What you have to do: Search the entries for the word "JSON" and return every line where it is found.

Element data from apps and pages:
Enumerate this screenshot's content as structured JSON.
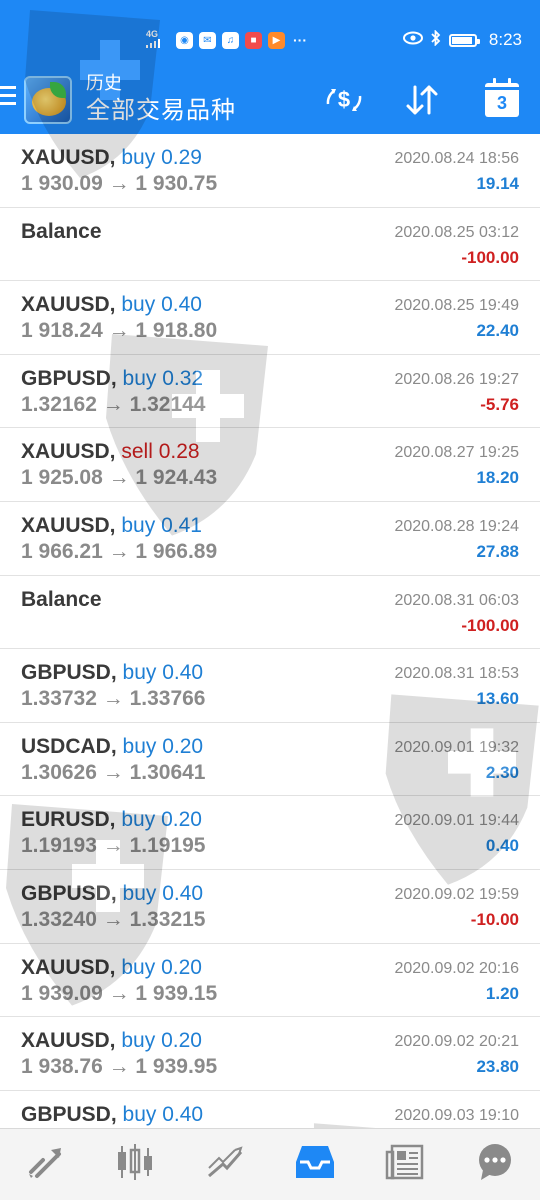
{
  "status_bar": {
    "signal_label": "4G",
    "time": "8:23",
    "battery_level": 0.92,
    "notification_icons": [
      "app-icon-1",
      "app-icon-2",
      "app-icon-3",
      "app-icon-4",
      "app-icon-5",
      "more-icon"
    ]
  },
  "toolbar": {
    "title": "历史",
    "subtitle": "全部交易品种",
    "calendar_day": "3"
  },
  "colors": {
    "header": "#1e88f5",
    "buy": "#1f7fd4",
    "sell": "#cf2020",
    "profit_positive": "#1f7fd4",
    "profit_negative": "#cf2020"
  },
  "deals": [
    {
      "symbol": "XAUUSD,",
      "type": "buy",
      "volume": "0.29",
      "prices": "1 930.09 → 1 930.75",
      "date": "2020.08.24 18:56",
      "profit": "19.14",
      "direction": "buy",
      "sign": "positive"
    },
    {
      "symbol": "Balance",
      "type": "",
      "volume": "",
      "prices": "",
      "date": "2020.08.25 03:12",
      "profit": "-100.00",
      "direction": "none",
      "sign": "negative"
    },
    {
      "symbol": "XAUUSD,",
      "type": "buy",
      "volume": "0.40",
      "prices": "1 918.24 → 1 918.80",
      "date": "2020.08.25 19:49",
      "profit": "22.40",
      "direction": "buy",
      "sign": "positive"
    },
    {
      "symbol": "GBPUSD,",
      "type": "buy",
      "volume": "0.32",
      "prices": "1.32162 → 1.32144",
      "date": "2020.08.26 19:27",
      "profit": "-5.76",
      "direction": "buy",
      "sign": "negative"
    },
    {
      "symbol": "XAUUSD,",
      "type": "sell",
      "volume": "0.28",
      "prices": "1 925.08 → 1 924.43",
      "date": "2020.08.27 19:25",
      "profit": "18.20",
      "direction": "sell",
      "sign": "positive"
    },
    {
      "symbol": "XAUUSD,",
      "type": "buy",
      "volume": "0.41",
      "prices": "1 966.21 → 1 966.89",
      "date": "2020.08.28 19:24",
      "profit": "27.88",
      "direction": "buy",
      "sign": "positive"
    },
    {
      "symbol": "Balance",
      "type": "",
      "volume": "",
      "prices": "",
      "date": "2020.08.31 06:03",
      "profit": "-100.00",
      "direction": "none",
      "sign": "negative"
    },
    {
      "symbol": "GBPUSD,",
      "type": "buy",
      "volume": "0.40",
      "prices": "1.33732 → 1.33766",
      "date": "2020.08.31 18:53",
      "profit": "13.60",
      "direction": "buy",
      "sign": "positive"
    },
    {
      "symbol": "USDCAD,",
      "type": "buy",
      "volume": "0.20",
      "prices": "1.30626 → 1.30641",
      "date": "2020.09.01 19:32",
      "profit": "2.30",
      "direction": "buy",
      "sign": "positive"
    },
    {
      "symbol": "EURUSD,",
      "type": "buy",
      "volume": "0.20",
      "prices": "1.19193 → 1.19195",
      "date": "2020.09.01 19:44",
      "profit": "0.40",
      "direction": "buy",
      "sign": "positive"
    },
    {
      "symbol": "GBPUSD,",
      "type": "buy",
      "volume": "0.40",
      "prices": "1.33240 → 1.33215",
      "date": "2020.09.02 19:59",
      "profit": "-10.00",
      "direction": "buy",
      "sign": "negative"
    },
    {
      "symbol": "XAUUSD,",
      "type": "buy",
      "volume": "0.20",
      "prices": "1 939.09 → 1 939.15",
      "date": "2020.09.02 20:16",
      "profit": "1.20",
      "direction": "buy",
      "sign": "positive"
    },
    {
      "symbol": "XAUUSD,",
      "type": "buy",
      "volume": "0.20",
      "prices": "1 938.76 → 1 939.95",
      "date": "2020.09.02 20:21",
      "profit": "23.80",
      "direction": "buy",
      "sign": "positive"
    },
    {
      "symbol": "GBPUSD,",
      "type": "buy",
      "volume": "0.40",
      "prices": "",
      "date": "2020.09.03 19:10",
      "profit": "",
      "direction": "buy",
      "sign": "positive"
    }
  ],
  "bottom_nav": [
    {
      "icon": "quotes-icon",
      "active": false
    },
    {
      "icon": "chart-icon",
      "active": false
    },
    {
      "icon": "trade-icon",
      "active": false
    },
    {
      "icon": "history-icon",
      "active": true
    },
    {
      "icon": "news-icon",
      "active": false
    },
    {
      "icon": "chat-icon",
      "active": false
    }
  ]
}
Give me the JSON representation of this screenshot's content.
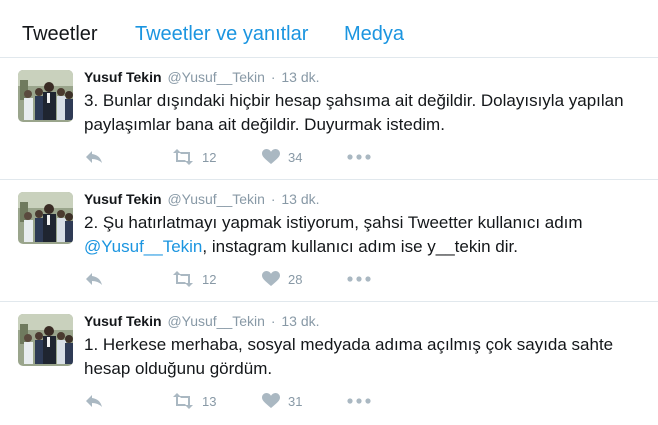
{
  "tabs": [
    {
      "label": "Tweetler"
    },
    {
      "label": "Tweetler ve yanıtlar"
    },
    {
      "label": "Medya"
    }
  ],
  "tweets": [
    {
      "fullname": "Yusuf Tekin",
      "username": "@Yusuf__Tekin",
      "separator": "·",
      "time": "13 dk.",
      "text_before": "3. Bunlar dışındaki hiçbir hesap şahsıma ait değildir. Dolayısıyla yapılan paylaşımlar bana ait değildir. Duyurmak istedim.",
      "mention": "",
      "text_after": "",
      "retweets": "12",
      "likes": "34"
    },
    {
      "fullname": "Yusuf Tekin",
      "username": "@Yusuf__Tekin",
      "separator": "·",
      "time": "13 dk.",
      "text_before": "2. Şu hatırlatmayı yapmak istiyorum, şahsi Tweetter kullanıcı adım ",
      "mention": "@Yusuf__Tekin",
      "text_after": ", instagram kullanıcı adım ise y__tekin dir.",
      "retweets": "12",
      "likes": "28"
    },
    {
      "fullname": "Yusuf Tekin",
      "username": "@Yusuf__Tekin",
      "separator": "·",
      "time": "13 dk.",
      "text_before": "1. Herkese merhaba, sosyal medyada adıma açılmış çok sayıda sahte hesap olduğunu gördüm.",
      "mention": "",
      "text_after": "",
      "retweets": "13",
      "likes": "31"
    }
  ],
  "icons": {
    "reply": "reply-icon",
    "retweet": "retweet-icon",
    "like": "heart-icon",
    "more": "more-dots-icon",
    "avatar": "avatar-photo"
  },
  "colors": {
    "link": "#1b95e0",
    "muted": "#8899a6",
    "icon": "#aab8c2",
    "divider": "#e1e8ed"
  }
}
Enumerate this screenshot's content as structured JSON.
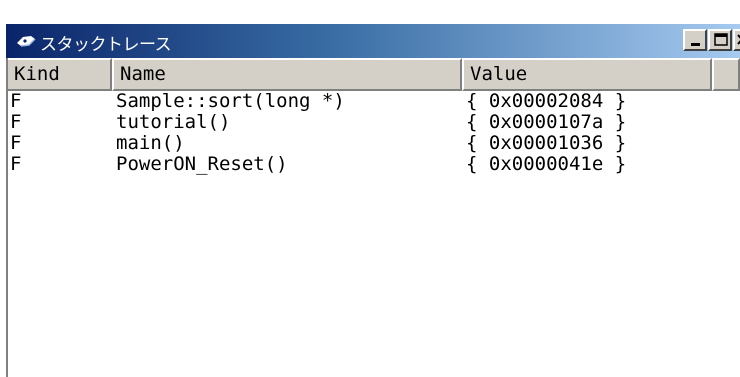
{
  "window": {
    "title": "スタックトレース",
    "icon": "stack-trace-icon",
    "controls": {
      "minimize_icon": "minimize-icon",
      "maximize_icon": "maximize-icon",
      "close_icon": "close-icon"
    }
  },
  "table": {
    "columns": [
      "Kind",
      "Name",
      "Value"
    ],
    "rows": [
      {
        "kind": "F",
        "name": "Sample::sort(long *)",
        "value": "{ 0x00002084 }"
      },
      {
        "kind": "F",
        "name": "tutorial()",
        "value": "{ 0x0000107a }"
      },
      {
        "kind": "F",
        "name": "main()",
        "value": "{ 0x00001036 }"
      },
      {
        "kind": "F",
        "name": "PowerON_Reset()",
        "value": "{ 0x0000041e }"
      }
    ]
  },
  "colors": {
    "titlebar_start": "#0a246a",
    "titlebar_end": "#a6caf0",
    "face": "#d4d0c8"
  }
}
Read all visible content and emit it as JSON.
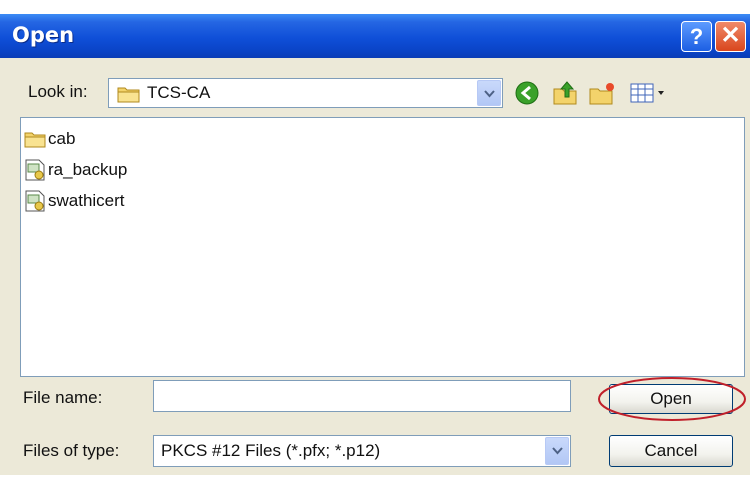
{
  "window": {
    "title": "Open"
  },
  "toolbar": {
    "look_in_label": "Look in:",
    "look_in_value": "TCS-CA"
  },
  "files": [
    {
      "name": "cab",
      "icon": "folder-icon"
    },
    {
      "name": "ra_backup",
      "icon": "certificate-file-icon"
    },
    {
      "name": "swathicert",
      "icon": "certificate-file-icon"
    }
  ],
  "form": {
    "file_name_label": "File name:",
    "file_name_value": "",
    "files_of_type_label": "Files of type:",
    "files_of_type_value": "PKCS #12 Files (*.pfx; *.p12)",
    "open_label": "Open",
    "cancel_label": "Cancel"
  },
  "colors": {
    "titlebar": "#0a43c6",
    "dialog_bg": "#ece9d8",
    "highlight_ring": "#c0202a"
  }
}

Answer area:
Enumerate this screenshot's content as structured JSON.
Give me the JSON representation of this screenshot's content.
Enumerate this screenshot's content as structured JSON.
Read all visible content and emit it as JSON.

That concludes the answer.